Citation: Hayes KN, Baschant U, Hauser B, Burden AM and Winter EM (2021) When to Start and Stop Bone-Protecting Medication for Preventing Glucocorticoid-Induced Osteoporosis. Front. Endocrinol. 12:782118. doi: 10.3389/fendo.2021.782118
Received: 23 September 2021; Accepted: 19 November 2021;
Published: 15 December 2021.
Edited by:Giacomina Brunetti, University of Bari Aldo Moro, Italy
Reviewed by:Michaël R. Laurent, University Hospitals Leuven, Belgium
Tian Wang, Yantai University, China
Mark Cooper, The University of Sydney, Australia
Copyright © 2021 Hayes, Baschant, Hauser, Burden and Winter. This is an open-access article distributed under the terms of the Creative Commons Attribution License (CC BY). The use, distribution or reproduction in other forums is permitted, provided the original author(s) and the copyright owner(s) are credited and that the original publication in this journal is cited, in accordance with accepted academic practice.

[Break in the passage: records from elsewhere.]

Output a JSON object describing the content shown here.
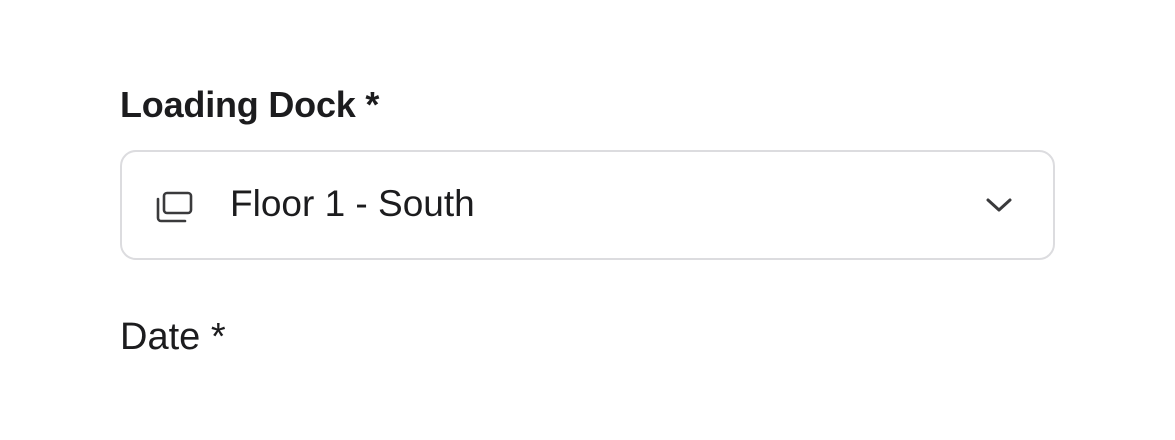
{
  "form": {
    "loading_dock": {
      "label": "Loading Dock *",
      "selected_value": "Floor 1 - South",
      "leading_icon": "stacked-windows-icon",
      "trailing_icon": "chevron-down-icon"
    },
    "date": {
      "label": "Date *"
    }
  },
  "colors": {
    "text": "#1c1c1e",
    "border": "#dcdcdf",
    "icon": "#3a3a3c"
  }
}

No use, distribution or reproduction is permitted which does not comply with these terms.
*Correspondence: Ulrike Baschant, Ulrike.Baschant@uniklinikumdresden.de